Dr. Benjamin Franklin Jr, Miami Lakes, Fla, officially took the reins as the AAEP's 2000 president, Dec 7, during the AAEP awards luncheon.
A retired racetrack practitioner, Dr. Franklin said he is able to devote plenty of time to the AAEP. "It is a good opportunity for me to give something back to the profession, and I enjoy it! My partner in practice and former employer, Dr. M. B. Teigland, is a past president of the AAEP and has been a significant member through our many years of association."
As 1999 president-elect, Dr. Franklin was program chair of the 1999 AAEP meeting in Albuquerque, NM. He has also been involved with the AAEP as vice president, director at large, and board member. He was on numerous AAEP committees.
Dr. Benjamin Franklin Jr meets one of only a dozen Russian Don horses living in the United States.
Originally interested in veterinary medicine because his father worked on a dairy farm caring for cattle, Dr. Franklin said he enjoyed helping nurse sick animals back to health.
"A veterinarian has to wear so many hats. You have to be a referee, a consoler, a health provider, and a little bit of an accountant, banker, and team captain. There are just so many areas you have to manage. If you think you can get by just tending to sick animals, it won't work," he said.
Once he graduated from Auburn University's School of Veterinary Medicine in 1967, Dr. Franklin had a job offer from Dr. Teigland, whose practice was primarily equine but included dairy. Dr. Franklin had little experience working with horses.
Speaking on this, Dr. Franklin said he is concerned about the profession meeting needs of new graduates — and vice versa. "Veterinarians are complaining that students come out of school having a lot of knowledge but not knowing how to apply it and having little communication skill and few people skills. Those hiring are demanding communication and business skills, but veterinary schools find it hard to incorporate nonscientific skills into a curriculum that has a high demand on science."
Just as Dr. Teigland taught Dr. Franklin about treating horses, the AAEP is trying to solve this dilemma with the Avenues Internship Program. Third- and fourth-year veterinary students who will have completed large animal or equine clinical rotations and graduated by the time an intern position begins may apply for the internship program and gain hands-on experience from an established practice.
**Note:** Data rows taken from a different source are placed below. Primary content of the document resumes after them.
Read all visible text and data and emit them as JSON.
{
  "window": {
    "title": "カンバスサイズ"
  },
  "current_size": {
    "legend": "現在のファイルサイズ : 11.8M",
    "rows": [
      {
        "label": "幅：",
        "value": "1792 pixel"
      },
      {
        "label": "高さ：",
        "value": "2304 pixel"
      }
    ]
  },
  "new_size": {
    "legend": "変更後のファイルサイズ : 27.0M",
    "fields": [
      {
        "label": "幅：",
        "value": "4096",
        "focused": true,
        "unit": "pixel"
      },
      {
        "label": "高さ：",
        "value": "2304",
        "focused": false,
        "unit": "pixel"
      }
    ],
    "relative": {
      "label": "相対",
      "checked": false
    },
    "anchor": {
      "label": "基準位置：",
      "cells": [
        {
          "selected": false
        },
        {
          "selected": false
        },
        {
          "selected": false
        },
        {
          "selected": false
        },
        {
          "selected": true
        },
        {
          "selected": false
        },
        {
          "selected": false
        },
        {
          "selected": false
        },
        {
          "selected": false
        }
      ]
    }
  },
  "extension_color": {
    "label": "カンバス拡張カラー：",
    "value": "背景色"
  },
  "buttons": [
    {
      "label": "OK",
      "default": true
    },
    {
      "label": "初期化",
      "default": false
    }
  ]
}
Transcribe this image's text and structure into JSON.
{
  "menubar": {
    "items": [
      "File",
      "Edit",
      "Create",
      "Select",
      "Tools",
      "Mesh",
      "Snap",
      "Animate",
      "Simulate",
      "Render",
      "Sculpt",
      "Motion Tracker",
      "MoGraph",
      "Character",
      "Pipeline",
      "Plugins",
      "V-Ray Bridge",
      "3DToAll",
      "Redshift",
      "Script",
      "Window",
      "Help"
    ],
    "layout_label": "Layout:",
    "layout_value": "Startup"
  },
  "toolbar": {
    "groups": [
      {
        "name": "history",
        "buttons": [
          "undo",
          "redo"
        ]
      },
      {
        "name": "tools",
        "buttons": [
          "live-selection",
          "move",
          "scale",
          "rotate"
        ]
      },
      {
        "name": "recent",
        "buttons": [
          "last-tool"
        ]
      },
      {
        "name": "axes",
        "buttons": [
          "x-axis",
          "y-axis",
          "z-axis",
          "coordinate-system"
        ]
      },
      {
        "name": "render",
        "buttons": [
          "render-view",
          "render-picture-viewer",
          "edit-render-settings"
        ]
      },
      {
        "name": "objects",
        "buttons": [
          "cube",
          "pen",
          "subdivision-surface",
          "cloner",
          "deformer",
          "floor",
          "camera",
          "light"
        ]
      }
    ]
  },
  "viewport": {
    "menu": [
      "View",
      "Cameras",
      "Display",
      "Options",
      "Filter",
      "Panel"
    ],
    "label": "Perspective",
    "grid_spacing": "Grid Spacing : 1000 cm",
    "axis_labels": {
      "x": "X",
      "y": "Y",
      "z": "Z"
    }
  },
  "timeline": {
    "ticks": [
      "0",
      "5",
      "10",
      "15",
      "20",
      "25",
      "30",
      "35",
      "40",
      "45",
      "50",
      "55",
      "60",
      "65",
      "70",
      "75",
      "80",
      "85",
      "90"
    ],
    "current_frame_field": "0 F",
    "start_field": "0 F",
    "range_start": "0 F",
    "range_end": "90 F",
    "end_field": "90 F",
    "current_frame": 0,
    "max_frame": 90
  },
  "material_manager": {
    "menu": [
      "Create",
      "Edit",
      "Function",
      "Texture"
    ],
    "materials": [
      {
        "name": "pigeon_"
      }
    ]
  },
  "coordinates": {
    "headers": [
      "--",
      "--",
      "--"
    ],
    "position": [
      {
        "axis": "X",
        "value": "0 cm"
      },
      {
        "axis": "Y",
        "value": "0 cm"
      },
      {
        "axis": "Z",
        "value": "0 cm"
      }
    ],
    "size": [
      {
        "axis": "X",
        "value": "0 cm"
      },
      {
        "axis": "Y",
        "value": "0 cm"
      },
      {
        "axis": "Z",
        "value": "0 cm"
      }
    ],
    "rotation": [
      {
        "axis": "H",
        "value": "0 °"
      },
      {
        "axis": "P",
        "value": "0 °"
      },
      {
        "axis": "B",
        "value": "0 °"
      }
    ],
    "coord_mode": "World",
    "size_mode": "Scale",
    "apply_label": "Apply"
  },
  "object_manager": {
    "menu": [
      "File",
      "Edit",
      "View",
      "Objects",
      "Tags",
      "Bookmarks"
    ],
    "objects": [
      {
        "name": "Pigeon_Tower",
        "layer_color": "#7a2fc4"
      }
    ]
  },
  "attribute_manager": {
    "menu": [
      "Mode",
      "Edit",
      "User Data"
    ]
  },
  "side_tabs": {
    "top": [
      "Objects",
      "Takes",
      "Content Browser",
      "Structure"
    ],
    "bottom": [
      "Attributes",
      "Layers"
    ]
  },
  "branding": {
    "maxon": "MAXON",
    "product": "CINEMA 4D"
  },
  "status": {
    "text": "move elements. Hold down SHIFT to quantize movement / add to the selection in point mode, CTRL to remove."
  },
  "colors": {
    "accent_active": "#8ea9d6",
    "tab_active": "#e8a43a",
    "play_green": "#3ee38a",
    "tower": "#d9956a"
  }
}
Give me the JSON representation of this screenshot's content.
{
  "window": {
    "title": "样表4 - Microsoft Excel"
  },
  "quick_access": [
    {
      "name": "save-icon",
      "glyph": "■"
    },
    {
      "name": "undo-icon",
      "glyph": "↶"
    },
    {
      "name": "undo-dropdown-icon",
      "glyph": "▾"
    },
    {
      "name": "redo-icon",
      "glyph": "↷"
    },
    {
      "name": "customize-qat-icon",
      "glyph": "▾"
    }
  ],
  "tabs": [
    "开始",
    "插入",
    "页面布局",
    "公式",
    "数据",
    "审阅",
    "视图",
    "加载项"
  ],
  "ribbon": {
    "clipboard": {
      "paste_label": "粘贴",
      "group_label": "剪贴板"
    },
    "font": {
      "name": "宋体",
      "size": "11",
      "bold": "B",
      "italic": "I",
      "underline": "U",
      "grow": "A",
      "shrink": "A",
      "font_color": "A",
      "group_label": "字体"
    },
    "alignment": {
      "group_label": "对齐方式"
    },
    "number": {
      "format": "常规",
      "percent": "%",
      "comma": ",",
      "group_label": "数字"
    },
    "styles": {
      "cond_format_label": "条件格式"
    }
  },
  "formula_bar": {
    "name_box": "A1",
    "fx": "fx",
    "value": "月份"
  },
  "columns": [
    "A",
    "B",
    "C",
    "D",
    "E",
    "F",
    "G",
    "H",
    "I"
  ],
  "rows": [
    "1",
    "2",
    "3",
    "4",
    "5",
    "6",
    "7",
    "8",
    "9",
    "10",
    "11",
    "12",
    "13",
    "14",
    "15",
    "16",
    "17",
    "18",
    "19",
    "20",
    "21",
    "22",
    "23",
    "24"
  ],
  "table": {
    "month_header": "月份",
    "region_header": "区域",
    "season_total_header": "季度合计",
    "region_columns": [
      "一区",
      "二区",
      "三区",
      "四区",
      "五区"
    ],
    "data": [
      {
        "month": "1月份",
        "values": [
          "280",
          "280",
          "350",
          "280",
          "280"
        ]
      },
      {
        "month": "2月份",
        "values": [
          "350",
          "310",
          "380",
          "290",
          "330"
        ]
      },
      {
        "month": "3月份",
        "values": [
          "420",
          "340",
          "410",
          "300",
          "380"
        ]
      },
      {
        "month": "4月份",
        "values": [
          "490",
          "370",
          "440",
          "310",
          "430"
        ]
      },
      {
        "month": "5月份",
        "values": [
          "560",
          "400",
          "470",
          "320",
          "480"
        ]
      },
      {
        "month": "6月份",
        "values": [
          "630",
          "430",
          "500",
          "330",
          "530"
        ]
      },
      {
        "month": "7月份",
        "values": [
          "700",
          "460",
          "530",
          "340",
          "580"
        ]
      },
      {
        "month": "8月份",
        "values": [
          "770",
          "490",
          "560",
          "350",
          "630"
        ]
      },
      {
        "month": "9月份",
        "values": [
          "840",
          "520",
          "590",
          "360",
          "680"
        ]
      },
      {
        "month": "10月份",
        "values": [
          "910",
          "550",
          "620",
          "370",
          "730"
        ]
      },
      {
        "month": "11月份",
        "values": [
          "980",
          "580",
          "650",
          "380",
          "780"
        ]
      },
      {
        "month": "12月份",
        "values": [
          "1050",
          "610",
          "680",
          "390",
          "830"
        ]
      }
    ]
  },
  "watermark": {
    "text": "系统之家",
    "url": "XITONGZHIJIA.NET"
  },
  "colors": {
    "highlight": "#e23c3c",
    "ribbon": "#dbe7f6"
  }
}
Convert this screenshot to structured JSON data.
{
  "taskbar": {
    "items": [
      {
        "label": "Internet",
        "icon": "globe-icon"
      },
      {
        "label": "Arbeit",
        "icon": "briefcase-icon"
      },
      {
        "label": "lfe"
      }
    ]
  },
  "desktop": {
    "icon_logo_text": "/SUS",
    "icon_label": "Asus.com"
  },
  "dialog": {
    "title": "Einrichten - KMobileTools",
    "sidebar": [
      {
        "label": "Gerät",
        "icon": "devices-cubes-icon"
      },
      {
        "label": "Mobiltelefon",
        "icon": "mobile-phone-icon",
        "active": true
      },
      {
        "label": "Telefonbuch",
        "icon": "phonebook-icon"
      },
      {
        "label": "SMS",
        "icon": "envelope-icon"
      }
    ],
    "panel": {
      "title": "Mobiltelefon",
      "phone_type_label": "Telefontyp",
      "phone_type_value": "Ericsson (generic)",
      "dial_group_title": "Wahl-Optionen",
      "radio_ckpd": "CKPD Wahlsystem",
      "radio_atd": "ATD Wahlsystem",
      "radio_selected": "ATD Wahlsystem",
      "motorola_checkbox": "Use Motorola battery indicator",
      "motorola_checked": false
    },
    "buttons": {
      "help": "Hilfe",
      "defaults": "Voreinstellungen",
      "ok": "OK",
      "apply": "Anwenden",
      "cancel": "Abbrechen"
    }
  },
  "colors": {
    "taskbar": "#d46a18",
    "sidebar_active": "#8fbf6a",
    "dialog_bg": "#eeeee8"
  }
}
Dr. Franklin said, "Schools are a little frustrated because the 'product' they're putting out is not meeting demands of hiring employers."
For the equine practitioner, balancing economics and educational debt is not easy, either. "Time management, practice management, life management ... our membership survey revealed the most important things members were concerned about were nonclinical things — particularly, having a formula for maintaining a decent salary so you can pay your school bills and still have a life," Dr. Franklin said.
He noted that the new generation of veterinarians is seeing practice in a different light. "There are a lot more women [who may] put fewer hours into the profession in their lifetime — not because they're less willing to work. They're the only ones who can have children. For obvious reasons, they aren't going to be able to put as much time in if they choose to have a family and a profession. With 70 percent women graduating [from veterinary schools], the importance of having a life as well as being a practitioner is going to change the way veterinary practice works," he said, adding that practices will have to adjust for this.
The AAEP is helping its members keep up with continuing education by providing opportunities throughout the year. "Providing veterinary care is so dynamic that if you just try to stay even, you'll probably lose ground in the long run. Technology is developing quickly. You need to keep up with progress as technology and the profession change. Just doing things like you always did will not keep you on the cutting edge."
This applies to how veterinarians and clients are getting information. On a regular basis, practitioners answer clients' questions, but some clients have turned to other, inaccurate sources, such as some Internet sites and laypeople, for answers.
To address this, the AAEP recently appointed Dr. Lydia Miller to its staff to address owner education issues. Dr. Franklin said. "The AAEP is trying to be the source that industry, members, and owners can come to when they want the best in veterinary information and veterinary care. We want people to know that AAEP is the place for the correct, good information."